The challenge for Obama in his Thursday speech is to persuade people otherwise.

Along those lines, the new Pew poll has both good news and bad news. First, the good news. The poll finds that jobs far outweigh the deficit as people’s top economic worry, with 43 percent picking jobs and only 22 percent picking the deficit.

Also good news for Obama: More think additional infrastructure spending will do a lot to improve the job situation (36 percent) than believe the same about cutting the deficit (31 percent). This supports the idea — also bolstered in this week’s NBC/WSJ poll — that for all the public disapproval of Obama’s overall economic performance, they support his actual policies and agenda.

The bad news for Obama: The number who told Pew they believe infrastructure spending can do a lot to fix the job situation is very low — barely more than a third. Another 41 percent think it will do “little,” and another 27 percent think it wouldn’t help at all.
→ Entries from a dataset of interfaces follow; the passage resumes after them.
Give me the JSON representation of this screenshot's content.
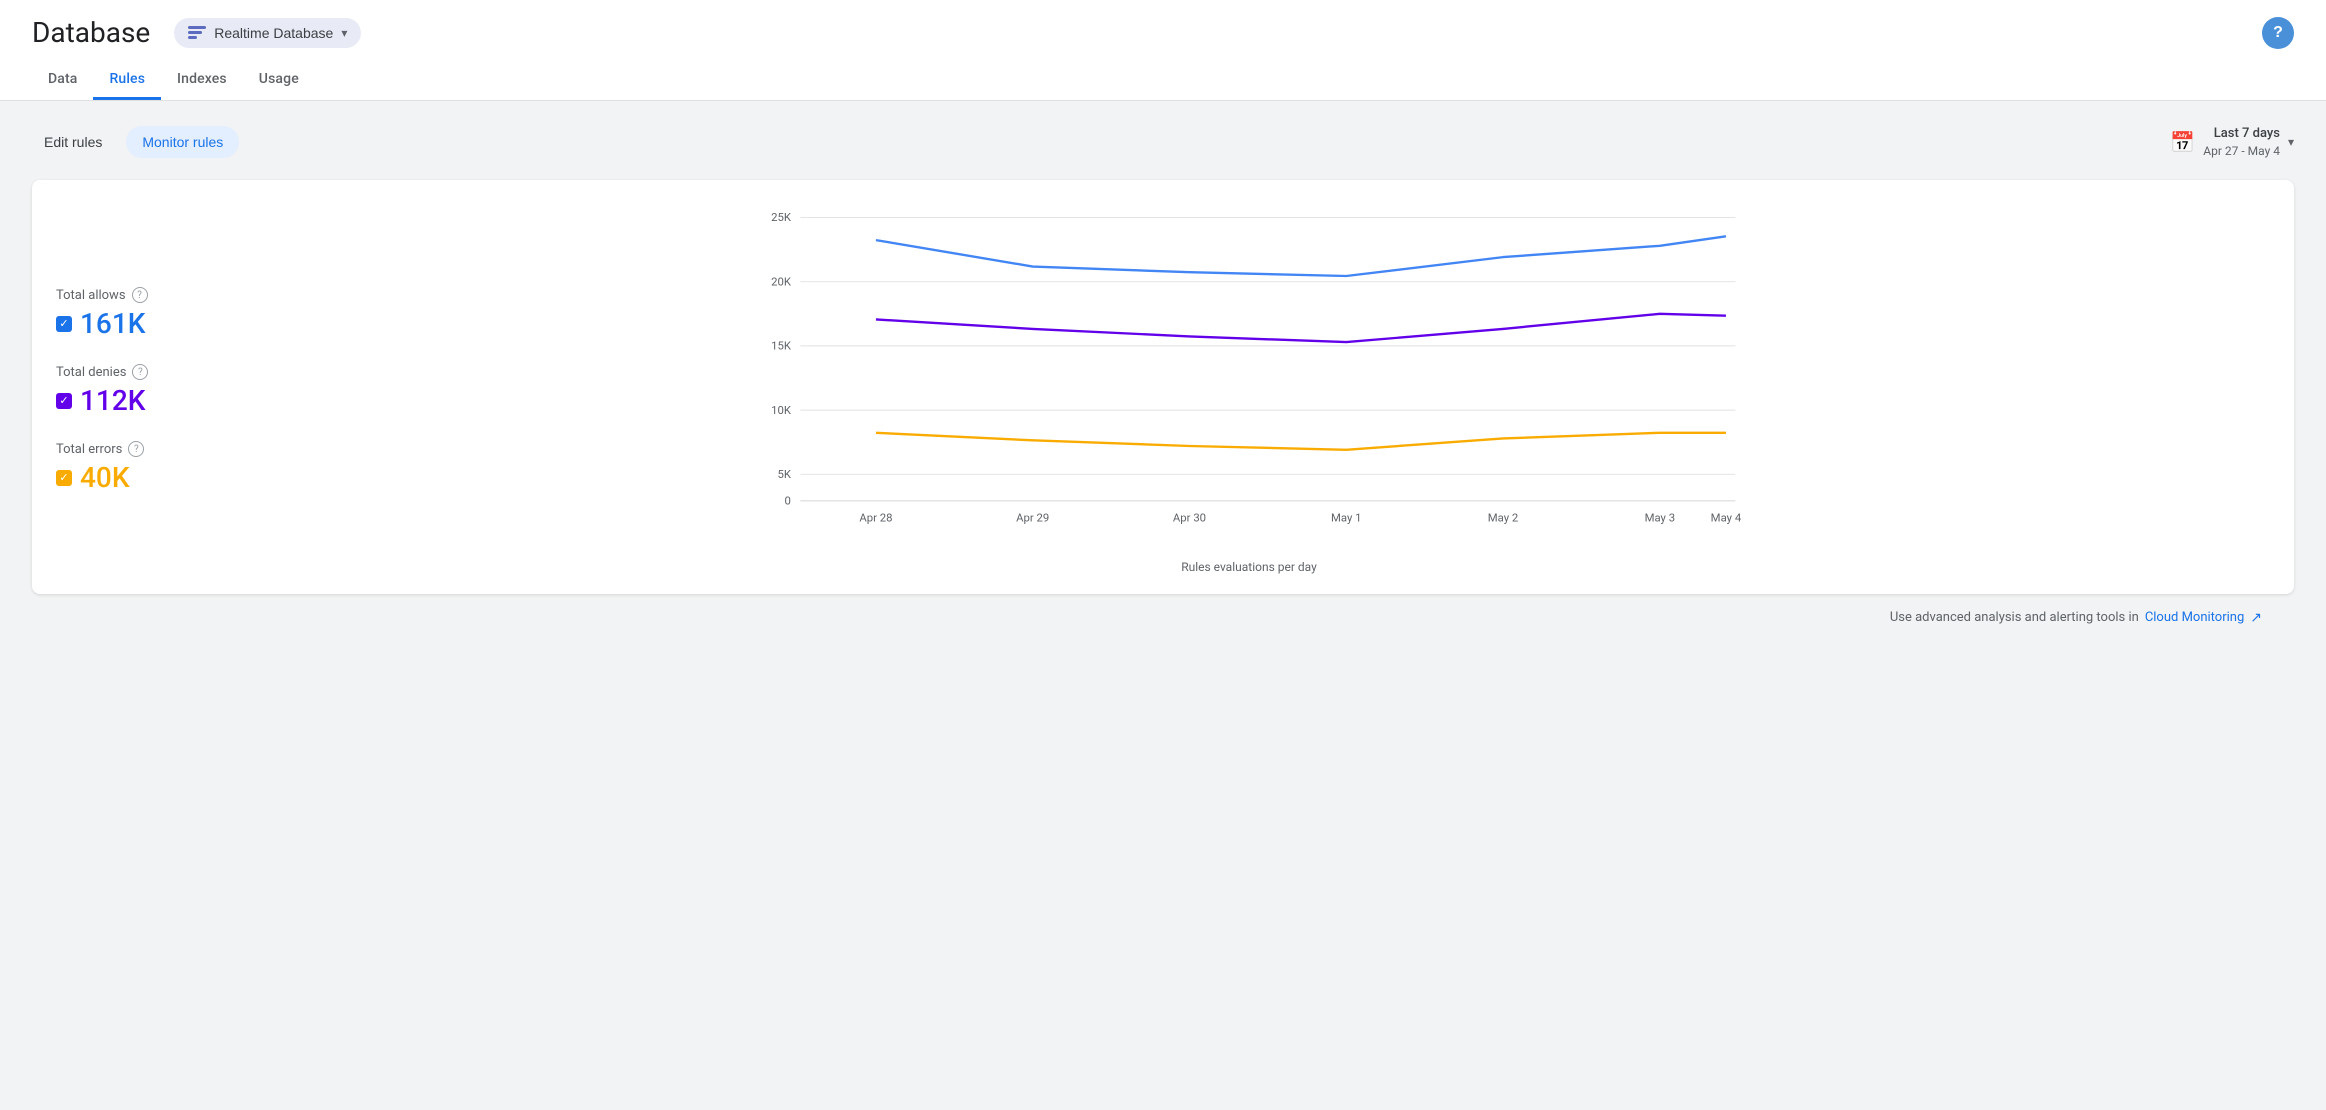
{
  "header": {
    "title": "Database",
    "db_selector_label": "Realtime Database",
    "help_label": "?"
  },
  "nav": {
    "tabs": [
      {
        "id": "data",
        "label": "Data",
        "active": false
      },
      {
        "id": "rules",
        "label": "Rules",
        "active": true
      },
      {
        "id": "indexes",
        "label": "Indexes",
        "active": false
      },
      {
        "id": "usage",
        "label": "Usage",
        "active": false
      }
    ]
  },
  "toolbar": {
    "edit_rules_label": "Edit rules",
    "monitor_rules_label": "Monitor rules",
    "date_range_title": "Last 7 days",
    "date_range_sub": "Apr 27 - May 4"
  },
  "chart": {
    "metrics": [
      {
        "id": "allows",
        "label": "Total allows",
        "value": "161K",
        "color_class": "blue",
        "checkbox_color": "blue",
        "color_hex": "#4285f4"
      },
      {
        "id": "denies",
        "label": "Total denies",
        "value": "112K",
        "color_class": "purple",
        "checkbox_color": "purple",
        "color_hex": "#6200ea"
      },
      {
        "id": "errors",
        "label": "Total errors",
        "value": "40K",
        "color_class": "yellow",
        "checkbox_color": "yellow",
        "color_hex": "#f9ab00"
      }
    ],
    "y_axis_labels": [
      "0",
      "5K",
      "10K",
      "15K",
      "20K",
      "25K"
    ],
    "x_axis_labels": [
      "Apr 28",
      "Apr 29",
      "Apr 30",
      "May 1",
      "May 2",
      "May 3",
      "May 4"
    ],
    "x_label": "Rules evaluations per day"
  },
  "footer": {
    "note_text": "Use advanced analysis and alerting tools in",
    "link_text": "Cloud Monitoring",
    "external_link_icon": "↗"
  }
}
In other words, nearly seven in 10 are pessimistic that this government action will do much or anything at all to help.

This again supports the argument made by liberal writers such as E.J. Dionne, Jared Bernstein, and Kevin Drum — that the larger story here is the failure of progressives to win the broader argument with conservatives over the question of whether government can actively help fix the economy. The fact that Dems have gotten sucked into the Beltway Deficit Feedback Loop has only exacerbated this problem.

The challenge Obama faces with his big jobs speech is to rejoin that argument and begin to overcome people’s skepticism about whether government can indeed create jobs. Of course, figuring out some way to get policies passed that help lower unemployment would do far more than any speech could ever do in terms of accomplishing that goal.